I’ve written a lot about the loss of faith in American institutions, particularly government. From the Iraq War and Hurricane Katrina to the Flint water crisis and scores of institutional failures in between, I’ve railed against the corrupt Republican-Democratic duopoly. Long before Donald Trump became a combed-over reflection of angry voters and Bernie Sanders galvanized revolutionary liberals, I predicted a populist revolt.
Now that it’s here, readers are reminding me that the Trump and Sanders phenomena are not the end result of voter unrest. They represent merely the beginning of a great unraveling. Many Americans have not just lost faith in the political system; they’re losing faith in the idea that they can ever trust again. This email is from a Michigan attorney who works for the federal government:
I have long believed in our governmental institutions. In an era where some people want to destroy government agencies with a hatchet, I've quietly defended these institutions as necessary and worthy of support and reform. But now? How can anyone have any modicum of faith in these institutions? In democracy?
I grew up in Grand Blanc, Michigan, where the population is affluent enough, and white enough, to avoid being poisoned. It's shameful for me to think about how the golf course my parents live on gets cleaner water than the children a few miles up I-75. Periodically, I'll read something in the news about the Flint water crisis that will sicken me so much, that I feel I must make a large financial donation to the cause. I've done that three times so far, and will probably be compelled to do so again soon.
Today, I sat in the waiting room of an auto repair shop, waiting for a mechanic to fix the damage done by the Michigan legislature’s unwillingness to fund road repairs. To pass the time, I listened to the most recent congressional testimony. The thing that stood out to me the most was the “circular-Nuremberg-defense” between [Gov. Rick] Snyder and [EPA director Gina] McCarthy. Apparently, leadership comes full circle. The other thing I noticed was that, even if a person was originally oblivious to which political party each congressman belonged to, they could figure it out by the first question that they asked. I guess it's true that the two parties are living in alternate universes.
I've always been a cautions optimist. But now …
I replied to his email: “Any thoughts on our way out of this? Is there hope in the next generation? Are there bold policy fixes?” I included a link to this column suggesting that, beyond recrimination, political leaders could find in Flint the seeds of broader government reforms that allow for crowd sourcing of crises and solutions. He replied:
A couple years ago, I legitimately thought Flint could have had a Detroit-style revival. Young professionals, loft apartments, gluten-free artisan everything. I really doubt that’ll ever happen. Call me a cynic, but Flint’s best case scenario is now just getting back to its pre-lead-poisoning past.
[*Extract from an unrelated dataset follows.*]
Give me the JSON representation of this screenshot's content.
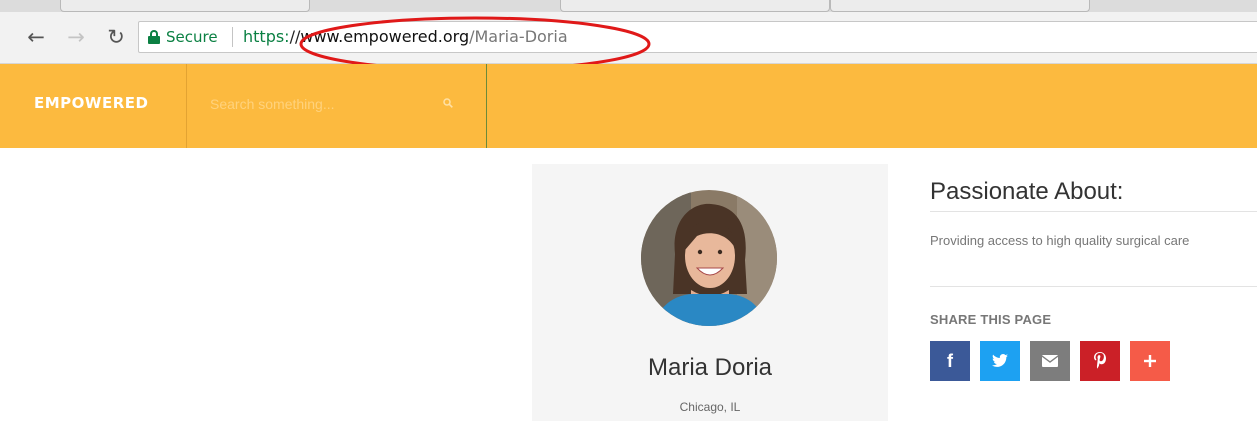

If Flint is able to maintain anything close to its current population (even if it’s mostly people who are too poor or too stubborn to leave), that’ll be a huge victory. Pretty depressing aspirations, right?
As far as larger policy fixes, it would be nice if both parties developed a legitimate interest in actually improving government. What we have now is Republicans wanting to kill government with a chainsaw, and Democrats just trying to stop them, but not seeking reform. It would be nice if Republicans made their peace with the existence of government regulations, and Democrats worked with them to maintain a constant sense of vigilance and oversight. That would be how government should ideally work. But it’s hard to focus on clearing out the rats when someone else is trying to burn down the entire building.
I couldn’t agree more with this reader. Note the lack of equivalence in his critique; he clearly sympathizes more with Democrats than Republicans. And yet, unlike most professional liberals and conservatives in both politics and the media, he’s holding his party to the highest standard.
Where does this all lead? The reader isn’t hopeful:
Best case scenario: The funding comes in and Flint slowly crawls its way back to being one of Michigan's struggling medium-sized cities. Government learns a bit of a lesson.
Worst case scenario: Once the political fervor subsides, Flint gets forgotten and rapidly crumbles. Then, sometime in a couple years, you get to write an article about Flint that has to include a lengthy introduction reminding readers of where Flint is and what happened there.
Will Flint get its money? Will the duopoly reform government? Or is the United States circling the drain? Let me know what you think. More importantly, let me know what you’re doing to force disruption upon the status quo. I’m on email and Twitter.